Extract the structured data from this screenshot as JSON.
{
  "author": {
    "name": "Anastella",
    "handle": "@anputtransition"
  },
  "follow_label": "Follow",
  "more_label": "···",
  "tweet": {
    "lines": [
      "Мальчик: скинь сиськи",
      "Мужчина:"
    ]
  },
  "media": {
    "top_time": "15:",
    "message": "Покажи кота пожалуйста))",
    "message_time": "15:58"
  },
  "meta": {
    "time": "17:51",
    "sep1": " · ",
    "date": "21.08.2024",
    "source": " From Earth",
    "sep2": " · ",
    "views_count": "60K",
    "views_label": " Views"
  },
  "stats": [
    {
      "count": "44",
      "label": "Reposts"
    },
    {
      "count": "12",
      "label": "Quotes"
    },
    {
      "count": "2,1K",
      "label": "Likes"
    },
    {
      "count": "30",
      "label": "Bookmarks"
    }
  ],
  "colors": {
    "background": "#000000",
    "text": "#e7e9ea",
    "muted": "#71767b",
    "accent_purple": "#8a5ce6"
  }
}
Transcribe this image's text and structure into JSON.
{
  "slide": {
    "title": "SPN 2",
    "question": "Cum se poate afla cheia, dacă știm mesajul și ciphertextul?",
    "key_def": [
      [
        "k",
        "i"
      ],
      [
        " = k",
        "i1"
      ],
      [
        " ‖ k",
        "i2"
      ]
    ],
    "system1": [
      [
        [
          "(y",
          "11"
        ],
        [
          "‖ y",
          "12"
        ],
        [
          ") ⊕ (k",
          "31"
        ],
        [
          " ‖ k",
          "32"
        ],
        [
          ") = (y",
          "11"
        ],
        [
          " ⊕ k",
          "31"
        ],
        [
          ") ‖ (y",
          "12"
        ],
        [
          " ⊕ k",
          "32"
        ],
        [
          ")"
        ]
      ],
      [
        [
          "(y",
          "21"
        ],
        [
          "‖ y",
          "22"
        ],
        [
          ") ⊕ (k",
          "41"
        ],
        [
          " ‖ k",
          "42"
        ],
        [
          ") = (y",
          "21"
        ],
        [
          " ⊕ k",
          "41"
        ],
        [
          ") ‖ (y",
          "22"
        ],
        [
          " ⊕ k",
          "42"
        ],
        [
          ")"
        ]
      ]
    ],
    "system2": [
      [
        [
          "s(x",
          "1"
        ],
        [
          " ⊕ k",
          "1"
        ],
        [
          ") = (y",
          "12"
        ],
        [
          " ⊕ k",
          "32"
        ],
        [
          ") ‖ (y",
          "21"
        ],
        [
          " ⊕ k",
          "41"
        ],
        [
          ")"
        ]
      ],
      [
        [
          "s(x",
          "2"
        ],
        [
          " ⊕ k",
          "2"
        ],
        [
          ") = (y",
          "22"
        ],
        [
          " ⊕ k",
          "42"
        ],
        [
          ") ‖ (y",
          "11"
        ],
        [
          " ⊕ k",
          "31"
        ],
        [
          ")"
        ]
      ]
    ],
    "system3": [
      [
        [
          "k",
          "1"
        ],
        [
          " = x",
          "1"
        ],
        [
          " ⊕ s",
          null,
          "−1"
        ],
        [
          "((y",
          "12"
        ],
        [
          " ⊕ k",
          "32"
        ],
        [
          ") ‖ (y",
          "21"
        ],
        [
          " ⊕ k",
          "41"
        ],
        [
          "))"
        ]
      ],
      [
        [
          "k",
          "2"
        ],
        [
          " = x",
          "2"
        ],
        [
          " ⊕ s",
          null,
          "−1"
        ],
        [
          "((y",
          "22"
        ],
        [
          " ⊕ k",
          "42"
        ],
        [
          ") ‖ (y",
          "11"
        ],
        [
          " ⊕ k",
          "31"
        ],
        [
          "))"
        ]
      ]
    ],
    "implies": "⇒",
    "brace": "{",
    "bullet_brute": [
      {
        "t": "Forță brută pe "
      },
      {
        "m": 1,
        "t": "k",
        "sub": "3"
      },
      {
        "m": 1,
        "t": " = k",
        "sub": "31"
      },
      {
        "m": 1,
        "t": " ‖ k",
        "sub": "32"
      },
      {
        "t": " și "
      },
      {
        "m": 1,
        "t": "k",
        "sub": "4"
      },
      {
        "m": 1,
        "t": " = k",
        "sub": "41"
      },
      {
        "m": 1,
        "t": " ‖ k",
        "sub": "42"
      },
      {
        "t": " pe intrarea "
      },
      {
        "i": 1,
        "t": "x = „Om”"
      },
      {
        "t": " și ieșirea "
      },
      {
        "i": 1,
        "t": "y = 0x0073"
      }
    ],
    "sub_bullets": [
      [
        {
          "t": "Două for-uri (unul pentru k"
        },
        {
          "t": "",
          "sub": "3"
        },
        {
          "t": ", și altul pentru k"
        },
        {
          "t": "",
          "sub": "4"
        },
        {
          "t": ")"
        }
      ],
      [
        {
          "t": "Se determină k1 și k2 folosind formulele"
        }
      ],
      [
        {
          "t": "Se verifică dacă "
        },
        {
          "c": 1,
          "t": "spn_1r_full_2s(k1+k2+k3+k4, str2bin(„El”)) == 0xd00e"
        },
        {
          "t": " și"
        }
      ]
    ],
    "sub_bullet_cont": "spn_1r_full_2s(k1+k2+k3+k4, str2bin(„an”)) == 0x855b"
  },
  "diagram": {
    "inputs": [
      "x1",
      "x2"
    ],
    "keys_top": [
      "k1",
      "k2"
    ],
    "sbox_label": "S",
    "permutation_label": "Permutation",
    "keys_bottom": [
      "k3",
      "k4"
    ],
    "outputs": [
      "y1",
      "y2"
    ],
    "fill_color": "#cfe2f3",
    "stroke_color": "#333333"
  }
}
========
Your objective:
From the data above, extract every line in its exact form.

Your solution:
Extract the structured data from this screenshot as JSON.
{
  "author": {
    "name": "Anastella",
    "handle": "@anputtransition"
  },
  "follow_label": "Follow",
  "more_label": "···",
  "tweet": {
    "lines": [
      "Мальчик: скинь сиськи",
      "Мужчина:"
    ]
  },
  "media": {
    "top_time": "15:",
    "message": "Покажи кота пожалуйста))",
    "message_time": "15:58"
  },
  "meta": {
    "time": "17:51",
    "sep1": " · ",
    "date": "21.08.2024",
    "source": " From Earth",
    "sep2": " · ",
    "views_count": "60K",
    "views_label": " Views"
  },
  "stats": [
    {
      "count": "44",
      "label": "Reposts"
    },
    {
      "count": "12",
      "label": "Quotes"
    },
    {
      "count": "2,1K",
      "label": "Likes"
    },
    {
      "count": "30",
      "label": "Bookmarks"
    }
  ],
  "colors": {
    "background": "#000000",
    "text": "#e7e9ea",
    "muted": "#71767b",
    "accent_purple": "#8a5ce6"
  }
}
Transcribe this image's text and structure into JSON.
{
  "slide": {
    "title": "SPN 2",
    "question": "Cum se poate afla cheia, dacă știm mesajul și ciphertextul?",
    "key_def": [
      [
        "k",
        "i"
      ],
      [
        " = k",
        "i1"
      ],
      [
        " ‖ k",
        "i2"
      ]
    ],
    "system1": [
      [
        [
          "(y",
          "11"
        ],
        [
          "‖ y",
          "12"
        ],
        [
          ") ⊕ (k",
          "31"
        ],
        [
          " ‖ k",
          "32"
        ],
        [
          ") = (y",
          "11"
        ],
        [
          " ⊕ k",
          "31"
        ],
        [
          ") ‖ (y",
          "12"
        ],
        [
          " ⊕ k",
          "32"
        ],
        [
          ")"
        ]
      ],
      [
        [
          "(y",
          "21"
        ],
        [
          "‖ y",
          "22"
        ],
        [
          ") ⊕ (k",
          "41"
        ],
        [
          " ‖ k",
          "42"
        ],
        [
          ") = (y",
          "21"
        ],
        [
          " ⊕ k",
          "41"
        ],
        [
          ") ‖ (y",
          "22"
        ],
        [
          " ⊕ k",
          "42"
        ],
        [
          ")"
        ]
      ]
    ],
    "system2": [
      [
        [
          "s(x",
          "1"
        ],
        [
          " ⊕ k",
          "1"
        ],
        [
          ") = (y",
          "12"
        ],
        [
          " ⊕ k",
          "32"
        ],
        [
          ") ‖ (y",
          "21"
        ],
        [
          " ⊕ k",
          "41"
        ],
        [
          ")"
        ]
      ],
      [
        [
          "s(x",
          "2"
        ],
        [
          " ⊕ k",
          "2"
        ],
        [
          ") = (y",
          "22"
        ],
        [
          " ⊕ k",
          "42"
        ],
        [
          ") ‖ (y",
          "11"
        ],
        [
          " ⊕ k",
          "31"
        ],
        [
          ")"
        ]
      ]
    ],
    "system3": [
      [
        [
          "k",
          "1"
        ],
        [
          " = x",
          "1"
        ],
        [
          " ⊕ s",
          null,
          "−1"
        ],
        [
          "((y",
          "12"
        ],
        [
          " ⊕ k",
          "32"
        ],
        [
          ") ‖ (y",
          "21"
        ],
        [
          " ⊕ k",
          "41"
        ],
        [
          "))"
        ]
      ],
      [
        [
          "k",
          "2"
        ],
        [
          " = x",
          "2"
        ],
        [
          " ⊕ s",
          null,
          "−1"
        ],
        [
          "((y",
          "22"
        ],
        [
          " ⊕ k",
          "42"
        ],
        [
          ") ‖ (y",
          "11"
        ],
        [
          " ⊕ k",
          "31"
        ],
        [
          "))"
        ]
      ]
    ],
    "implies": "⇒",
    "brace": "{",
    "bullet_brute": [
      {
        "t": "Forță brută pe "
      },
      {
        "m": 1,
        "t": "k",
        "sub": "3"
      },
      {
        "m": 1,
        "t": " = k",
        "sub": "31"
      },
      {
        "m": 1,
        "t": " ‖ k",
        "sub": "32"
      },
      {
        "t": " și "
      },
      {
        "m": 1,
        "t": "k",
        "sub": "4"
      },
      {
        "m": 1,
        "t": " = k",
        "sub": "41"
      },
      {
        "m": 1,
        "t": " ‖ k",
        "sub": "42"
      },
      {
        "t": " pe intrarea "
      },
      {
        "i": 1,
        "t": "x = „Om”"
      },
      {
        "t": " și ieșirea "
      },
      {
        "i": 1,
        "t": "y = 0x0073"
      }
    ],
    "sub_bullets": [
      [
        {
          "t": "Două for-uri (unul pentru k"
        },
        {
          "t": "",
          "sub": "3"
        },
        {
          "t": ", și altul pentru k"
        },
        {
          "t": "",
          "sub": "4"
        },
        {
          "t": ")"
        }
      ],
      [
        {
          "t": "Se determină k1 și k2 folosind formulele"
        }
      ],
      [
        {
          "t": "Se verifică dacă "
        },
        {
          "c": 1,
          "t": "spn_1r_full_2s(k1+k2+k3+k4, str2bin(„El”)) == 0xd00e"
        },
        {
          "t": " și"
        }
      ]
    ],
    "sub_bullet_cont": "spn_1r_full_2s(k1+k2+k3+k4, str2bin(„an”)) == 0x855b"
  },
  "diagram": {
    "inputs": [
      "x1",
      "x2"
    ],
    "keys_top": [
      "k1",
      "k2"
    ],
    "sbox_label": "S",
    "permutation_label": "Permutation",
    "keys_bottom": [
      "k3",
      "k4"
    ],
    "outputs": [
      "y1",
      "y2"
    ],
    "fill_color": "#cfe2f3",
    "stroke_color": "#333333"
  }
}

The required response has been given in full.